I enjoyed my time in the Jeep almost as much as the time spent exploring outside. Marin, the driver, and I chatted in Spanish, joking about our taste in music and asking questions about our families back home. He was the youngest of five children, I the oldest of three. We both liked Calle 13, Bruce Springsteen, and Huari beer. The talk was simple and fluid until he asked me, “how is life in the United States?” I couldn’t think of anything to say back but, “easy.” I felt unsure of my answer and how it would be received. I tried to explain further, but my sentences trailed off and I found myself again thinking about his home, these small Bolivian towns, and the jokes that we made about how boring and desolate they were. I felt embarrassed and remained quiet for a while.
The lagoons came next. Four or five lakes of warm water and algae in impossible colors, usually at the base of volcanoes, filled with hot pink flamingoes. I was speechless at the time, and nearly still am. I sat and stared at the water and the mountains so long that our guide had to call out for me to return to the Jeeps with everyone else.
The beauty just doesn’t quit in Bolivia. Around every bend, something shocked me.
Our last night was quiet, but none of us slept well for several reasons. We were 4,500 meters above sea level, an altitude uncomfortable enough to send your body into a near panic about the low levels of oxygen. A rogue driver (from another tour company) backed his Jeep into the wall of our hotel, sending some of it down with a small crash at 12:30 AM. But perhaps worst of all was the dead-serious insistence by each member of the tour group that the hotel was haunted. It was indisputable to them. Each had a story, or several, about people being touched by bodiless hands in their beds, or seeing a strange Aymara woman with gold teeth (or, in a different version, headless) wandering in the desert around the building at night. Since the hotel had no electricity after 9:00 PM and the hallways were eerily long, we all slept (or tried to sleep) with very full bladders that night.

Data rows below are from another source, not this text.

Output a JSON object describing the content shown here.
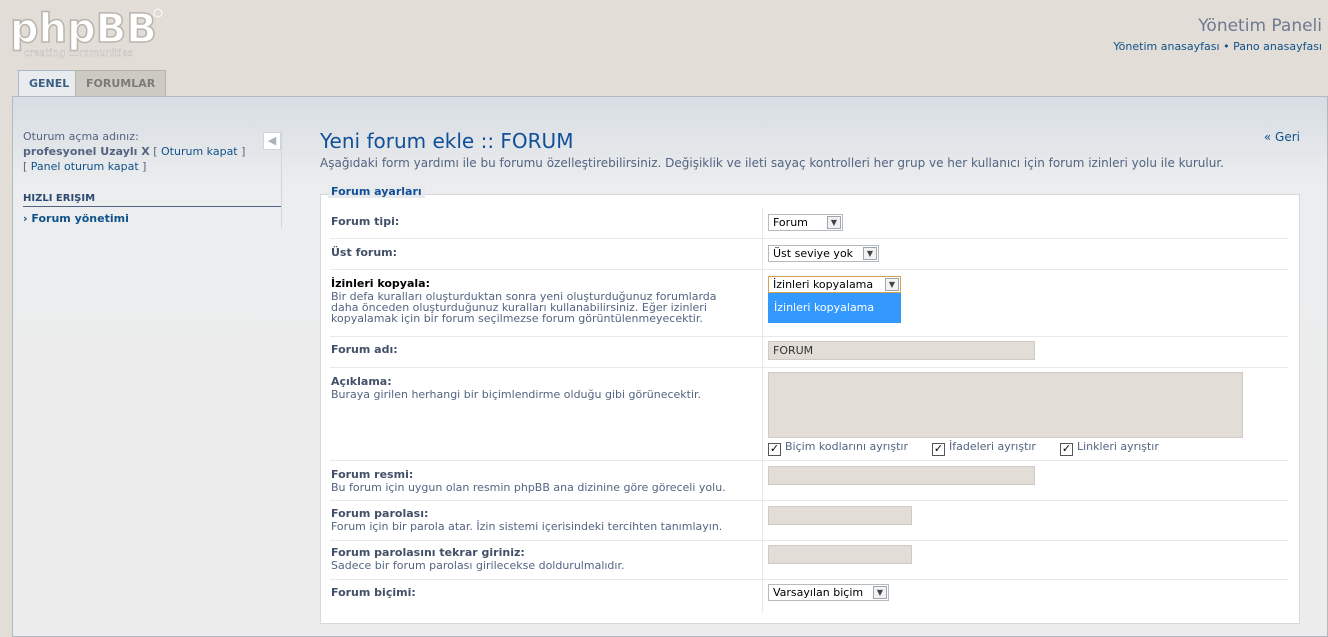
{
  "header": {
    "logo_text": "phpBB",
    "logo_tagline": "creating communities",
    "title": "Yönetim Paneli",
    "link_admin_home": "Yönetim anasayfası",
    "bullet": "•",
    "link_board_home": "Pano anasayfası"
  },
  "tabs": [
    {
      "label": "GENEL",
      "active": true
    },
    {
      "label": "FORUMLAR",
      "active": false
    }
  ],
  "sidebar": {
    "login_label": "Oturum açma adınız:",
    "username": "profesyonel Uzaylı X",
    "logout_link": "Oturum kapat",
    "panel_logout_link": "Panel oturum kapat",
    "bracket_open": "[",
    "bracket_close": "]",
    "collapse_icon": "◀",
    "quick_access_title": "HIZLI ERIŞIM",
    "quick_items": [
      {
        "bullet": "›",
        "label": "Forum yönetimi"
      }
    ]
  },
  "main": {
    "title": "Yeni forum ekle :: FORUM",
    "back_link": "« Geri",
    "description": "Aşağıdaki form yardımı ile bu forumu özelleştirebilirsiniz. Değişiklik ve ileti sayaç kontrolleri her grup ve her kullanıcı için forum izinleri yolu ile kurulur.",
    "fieldset_legend": "Forum ayarları",
    "fields": {
      "forum_type": {
        "label": "Forum tipi:",
        "value": "Forum"
      },
      "parent": {
        "label": "Üst forum:",
        "value": "Üst seviye yok"
      },
      "copy_perm": {
        "label": "İzinleri kopyala:",
        "explain_1": "Bir defa kuralları oluşturduktan sonra yeni oluşturduğunuz forumlarda",
        "explain_2": "daha önceden oluşturduğunuz kuralları kullanabilirsiniz. Eğer izinleri",
        "explain_3": "kopyalamak için bir forum seçilmezse forum görüntülenmeyecektir.",
        "value": "İzinleri kopyalama",
        "dropdown_option": "İzinleri kopyalama"
      },
      "forum_name": {
        "label": "Forum adı:",
        "value": "FORUM"
      },
      "description": {
        "label": "Açıklama:",
        "explain": "Buraya girilen herhangi bir biçimlendirme olduğu gibi görünecektir.",
        "value": "",
        "options": [
          {
            "label": "Biçim kodlarını ayrıştır",
            "checked": true
          },
          {
            "label": "İfadeleri ayrıştır",
            "checked": true
          },
          {
            "label": "Linkleri ayrıştır",
            "checked": true
          }
        ]
      },
      "forum_image": {
        "label": "Forum resmi:",
        "explain": "Bu forum için uygun olan resmin phpBB ana dizinine göre göreceli yolu.",
        "value": ""
      },
      "password": {
        "label": "Forum parolası:",
        "explain": "Forum için bir parola atar. İzin sistemi içerisindeki tercihten tanımlayın.",
        "value": ""
      },
      "password_confirm": {
        "label": "Forum parolasını tekrar giriniz:",
        "explain": "Sadece bir forum parolası girilecekse doldurulmalıdır.",
        "value": ""
      },
      "style": {
        "label": "Forum biçimi:",
        "value": "Varsayılan biçim"
      }
    },
    "select_arrow_icon": "▼",
    "check_mark": "✓"
  }
}
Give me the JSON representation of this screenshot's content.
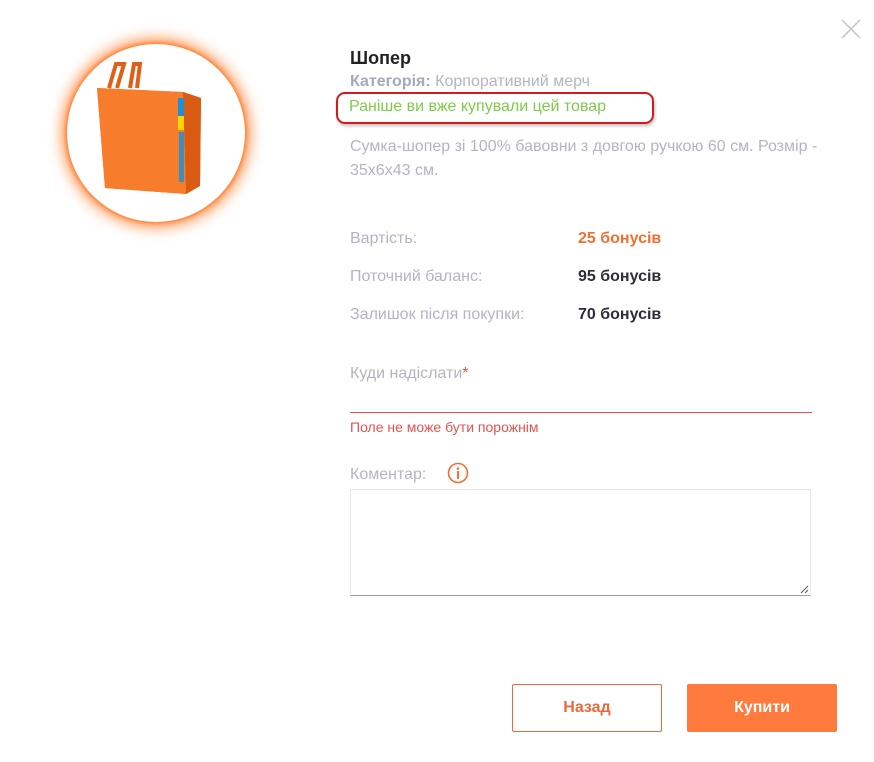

We departed the haunted hotel at 4:30 in the morning (prime time for ghosts). We drove an hour to a cluster of geisers and watched the sun rise in temperatures of 10 degrees below zero, Celsius. Numb with cold and still tired, we shivered out way into our bathing suits and then into the hot springs. Our bodies and tongues thawed out and soon we were laughing and joking again with our guides, neck-deep in a natural hot tub.
We were very close to the border with Chile and I found myself not wanting to cross over. I thought back to La Paz and felt sorry about how much I disliked Bolivia in my first few days. I felt, and still feel, transformed by the trip.
Next: The journey continues to San Pedro de Atacama, Chile and Salta, Argentina